Tiger Woods says it was no surprise to lose golfs No. 1 ranking to Englands Lee Westwood after struggling through a disappointing year. Westwood assumed the top ranking Sunday to end a record run by Woods, who had been the worlds No. 1 golfer for 281 weeks.
As far as the world ranking is concerned, yes, Im not ranked No. 1 in the world. And I am not surprised, Woods said on Monday. In order to do that you have to win and I didn't win this year.
Woods played an exhibition at Yokohama Country Club on Monday against Japanese teenager Ryo Ishikawa. He was on the way to the HSBC Championship in Shanghai, which starts Thursday at Sheshan International.
Woods had been No. 1 since the week before the 2005 US Open, where he was runner-up. He won the British Open a month later and his ranking was rarely threatened since.
That changed this year when Woods struggled through his worst season on and off the course. He took a five-month break from golf to cope with confessions of extramarital affairs, which ultimately led to divorce, and his game has not been the same.
Woods said he was doing his best to adjust to no longer being No. 1. As far as the emotions go, it is what it is, Woods said. To become No. 1 you have to win and win a lot to maintain it. That's the way it goes.
Westwood is followed in the rankings by Woods, PGA champion Martin Kaymer, Phil Mickelson and Steve Stricker. With three more events this year, Woods said he was hopeful of turning things around.
Ive got three more events this year and, hopefully, I can end on a good note, Woods said. Im really looking forward to these events. Hopefully they will spearhead into a better 2011.
But then considering all the other indignities he's endured these past 11 months, losing the top spot in the world golf rankings will barely get Woods attention.
Its not as though he's going to miss it.

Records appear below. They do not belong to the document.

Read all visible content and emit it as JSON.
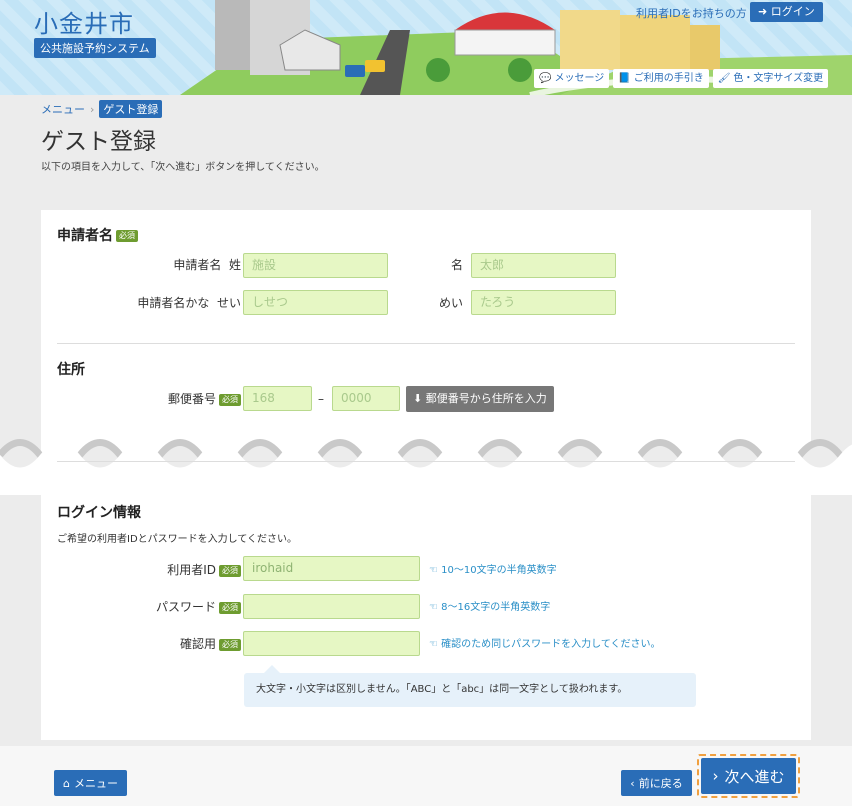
{
  "header": {
    "site_title": "小金井市",
    "system_name": "公共施設予約システム",
    "login_hint": "利用者IDをお持ちの方",
    "login_label": "ログイン",
    "links": {
      "message": "メッセージ",
      "guide": "ご利用の手引き",
      "display": "色・文字サイズ変更"
    }
  },
  "breadcrumb": {
    "menu": "メニュー",
    "current": "ゲスト登録"
  },
  "page": {
    "title": "ゲスト登録",
    "description": "以下の項目を入力して、「次へ進む」ボタンを押してください。"
  },
  "required_badge": "必須",
  "applicant": {
    "section_title": "申請者名",
    "name_label": "申請者名",
    "sei_label": "姓",
    "mei_label": "名",
    "sei_placeholder": "施設",
    "mei_placeholder": "太郎",
    "kana_label": "申請者名かな",
    "kana_sei_label": "せい",
    "kana_mei_label": "めい",
    "kana_sei_placeholder": "しせつ",
    "kana_mei_placeholder": "たろう"
  },
  "address": {
    "section_title": "住所",
    "zip_label": "郵便番号",
    "zip1_placeholder": "168",
    "zip_dash": "–",
    "zip2_placeholder": "0000",
    "zip_button": "郵便番号から住所を入力"
  },
  "login_info": {
    "section_title": "ログイン情報",
    "description": "ご希望の利用者IDとパスワードを入力してください。",
    "userid_label": "利用者ID",
    "userid_value": "irohaid",
    "userid_hint": "10～10文字の半角英数字",
    "password_label": "パスワード",
    "password_hint": "8～16文字の半角英数字",
    "confirm_label": "確認用",
    "confirm_hint": "確認のため同じパスワードを入力してください。",
    "tooltip": "大文字・小文字は区別しません。「ABC」と「abc」は同一文字として扱われます。"
  },
  "footer": {
    "menu_button": "メニュー",
    "back_button": "前に戻る",
    "next_button": "次へ進む"
  },
  "colors": {
    "primary": "#2a6db7",
    "input_bg": "#e6f7c4",
    "required": "#6e9c30",
    "focus": "#f0a040"
  }
}
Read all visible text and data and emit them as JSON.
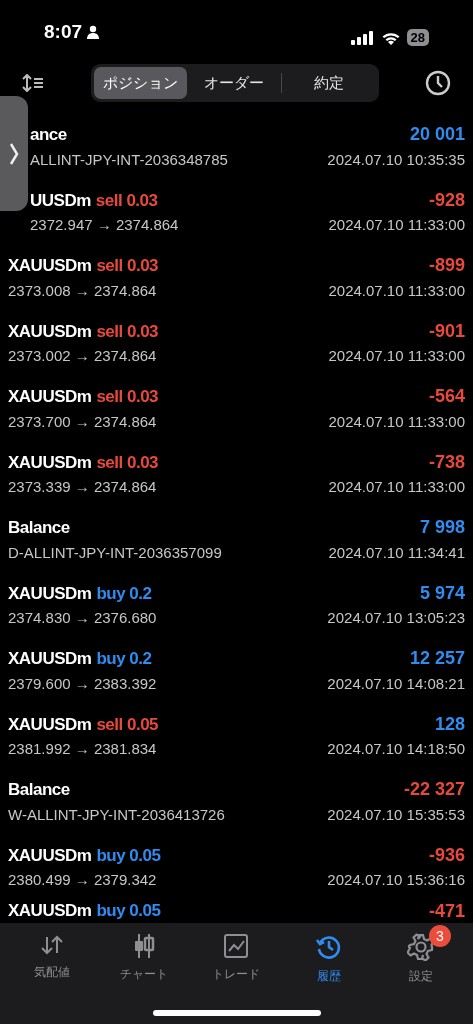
{
  "status_bar": {
    "time": "8:07",
    "battery": "28"
  },
  "tabs": [
    {
      "label": "ポジション",
      "selected": true
    },
    {
      "label": "オーダー",
      "selected": false
    },
    {
      "label": "約定",
      "selected": false
    }
  ],
  "rows": [
    {
      "kind": "balance",
      "covered": true,
      "title": "ance",
      "subtitle": "ALLINT-JPY-INT-2036348785",
      "value": "20 001",
      "negative": false,
      "time": "2024.07.10 10:35:35"
    },
    {
      "kind": "trade",
      "covered": true,
      "title": "UUSDm",
      "side": "sell 0.03",
      "sell": true,
      "subtitle": "2372.947 → 2374.864",
      "value": "-928",
      "negative": true,
      "time": "2024.07.10 11:33:00"
    },
    {
      "kind": "trade",
      "covered": false,
      "title": "XAUUSDm",
      "side": "sell 0.03",
      "sell": true,
      "subtitle": "2373.008 → 2374.864",
      "value": "-899",
      "negative": true,
      "time": "2024.07.10 11:33:00"
    },
    {
      "kind": "trade",
      "covered": false,
      "title": "XAUUSDm",
      "side": "sell 0.03",
      "sell": true,
      "subtitle": "2373.002 → 2374.864",
      "value": "-901",
      "negative": true,
      "time": "2024.07.10 11:33:00"
    },
    {
      "kind": "trade",
      "covered": false,
      "title": "XAUUSDm",
      "side": "sell 0.03",
      "sell": true,
      "subtitle": "2373.700 → 2374.864",
      "value": "-564",
      "negative": true,
      "time": "2024.07.10 11:33:00"
    },
    {
      "kind": "trade",
      "covered": false,
      "title": "XAUUSDm",
      "side": "sell 0.03",
      "sell": true,
      "subtitle": "2373.339 → 2374.864",
      "value": "-738",
      "negative": true,
      "time": "2024.07.10 11:33:00"
    },
    {
      "kind": "balance",
      "covered": false,
      "title": "Balance",
      "subtitle": "D-ALLINT-JPY-INT-2036357099",
      "value": "7 998",
      "negative": false,
      "time": "2024.07.10 11:34:41"
    },
    {
      "kind": "trade",
      "covered": false,
      "title": "XAUUSDm",
      "side": "buy 0.2",
      "sell": false,
      "subtitle": "2374.830 → 2376.680",
      "value": "5 974",
      "negative": false,
      "time": "2024.07.10 13:05:23"
    },
    {
      "kind": "trade",
      "covered": false,
      "title": "XAUUSDm",
      "side": "buy 0.2",
      "sell": false,
      "subtitle": "2379.600 → 2383.392",
      "value": "12 257",
      "negative": false,
      "time": "2024.07.10 14:08:21"
    },
    {
      "kind": "trade",
      "covered": false,
      "title": "XAUUSDm",
      "side": "sell 0.05",
      "sell": true,
      "subtitle": "2381.992 → 2381.834",
      "value": "128",
      "negative": false,
      "time": "2024.07.10 14:18:50"
    },
    {
      "kind": "balance",
      "covered": false,
      "title": "Balance",
      "subtitle": "W-ALLINT-JPY-INT-2036413726",
      "value": "-22 327",
      "negative": true,
      "time": "2024.07.10 15:35:53"
    },
    {
      "kind": "trade",
      "covered": false,
      "title": "XAUUSDm",
      "side": "buy 0.05",
      "sell": false,
      "subtitle": "2380.499 → 2379.342",
      "value": "-936",
      "negative": true,
      "time": "2024.07.10 15:36:16"
    },
    {
      "kind": "trade",
      "covered": false,
      "title": "XAUUSDm",
      "side": "buy 0.05",
      "sell": false,
      "value": "-471",
      "negative": true
    }
  ],
  "nav": [
    {
      "label": "気配値",
      "selected": false
    },
    {
      "label": "チャート",
      "selected": false
    },
    {
      "label": "トレード",
      "selected": false
    },
    {
      "label": "履歴",
      "selected": true
    },
    {
      "label": "設定",
      "selected": false,
      "badge": "3"
    }
  ]
}
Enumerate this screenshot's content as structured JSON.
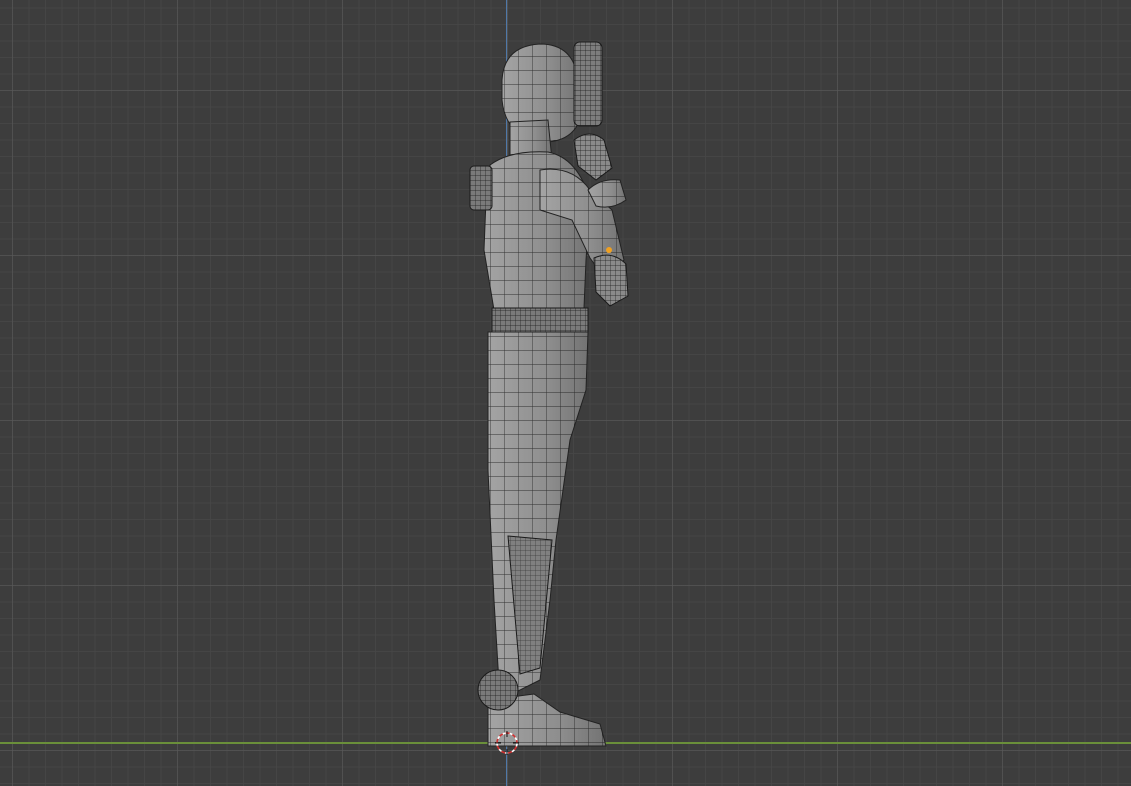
{
  "viewport": {
    "label": "3D Viewport",
    "view": "side-orthographic",
    "object": "character-mesh",
    "mode": "wireframe-overlay"
  },
  "colors": {
    "background": "#3d3d3d",
    "grid_minor": "#464646",
    "grid_major": "#5a5a5a",
    "z_axis": "#4f78a8",
    "y_axis": "#6a8f3a",
    "mesh_fill": "#8c8c8c",
    "mesh_wire": "#1c1c1c",
    "origin_dot": "#f0a020",
    "cursor_red": "#d03030"
  }
}
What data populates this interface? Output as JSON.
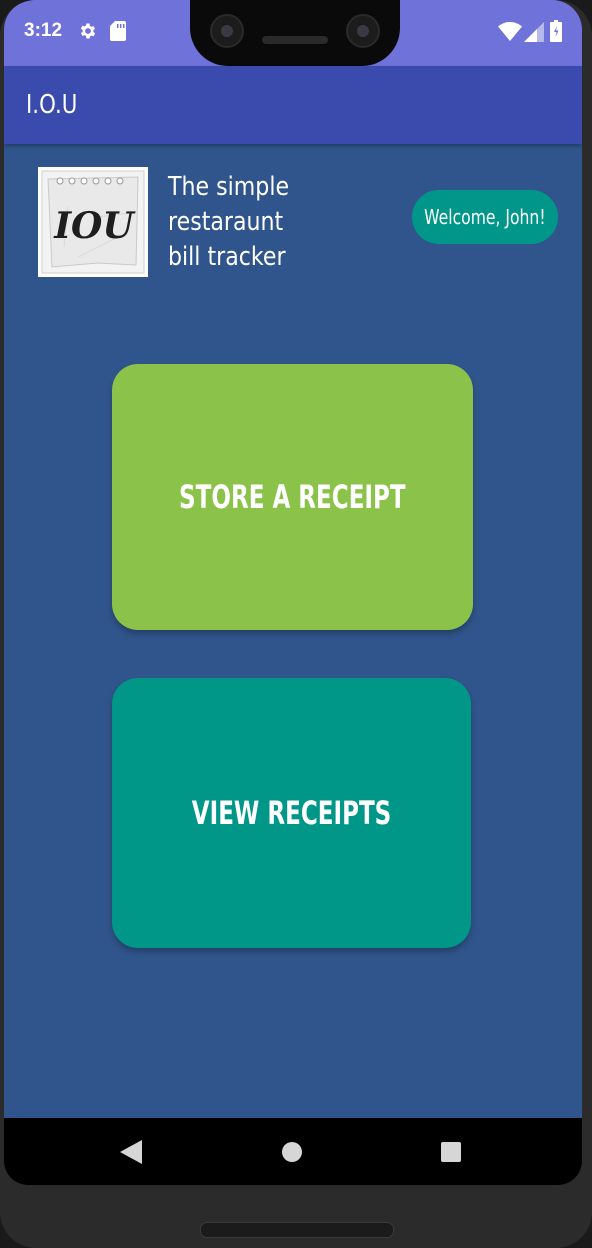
{
  "status_bar": {
    "time": "3:12",
    "icons": [
      "gear-icon",
      "sd-card-icon",
      "wifi-icon",
      "signal-icon",
      "battery-icon"
    ],
    "background": "#6f72d9"
  },
  "app_bar": {
    "title": "I.O.U",
    "background": "#3a4bad"
  },
  "header": {
    "logo_text": "IOU",
    "tagline_lines": [
      "The simple",
      "restaraunt",
      "bill tracker"
    ],
    "welcome": "Welcome, John!"
  },
  "actions": {
    "store_label": "STORE A RECEIPT",
    "view_label": "VIEW RECEIPTS"
  },
  "nav_bar": {
    "icons": [
      "back-icon",
      "home-icon",
      "recents-icon"
    ]
  },
  "colors": {
    "background": "#30558c",
    "store_button": "#8bc34a",
    "view_button": "#009688",
    "welcome_chip": "#00978a"
  }
}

Being No. 1 doesn't come with a trophy to wrap your hands around, a jacket to slip into or deposit so much as a dime in the bank - just a computer printout that lists, in descending order, who's played the best golf over the previous two-year period.
Besides, Woods hardly needed confirmation of the direction his game has taken since last November. That was the beginning of a sex scandal which led to his shocking downfall from global sporting icon to late-night TV punchline, and turned him - for the better part of five months - into a hermit.
Those of us who believed all that ridicule would fuel an almost-instant return to the dominating Tiger of old turned out to be dead wrong.
That prediction wasn't based solely on the fire in Woods' competitive gut or even his burning ambition to overtake Jack Nicklaus as the game's career Major championship winner.
With three of this season's four Majors staged at courses where Woods won multiple times, we thought familiarity would be on his side, too. There were moments of brilliance, to be sure, but moments are all they turned out to be.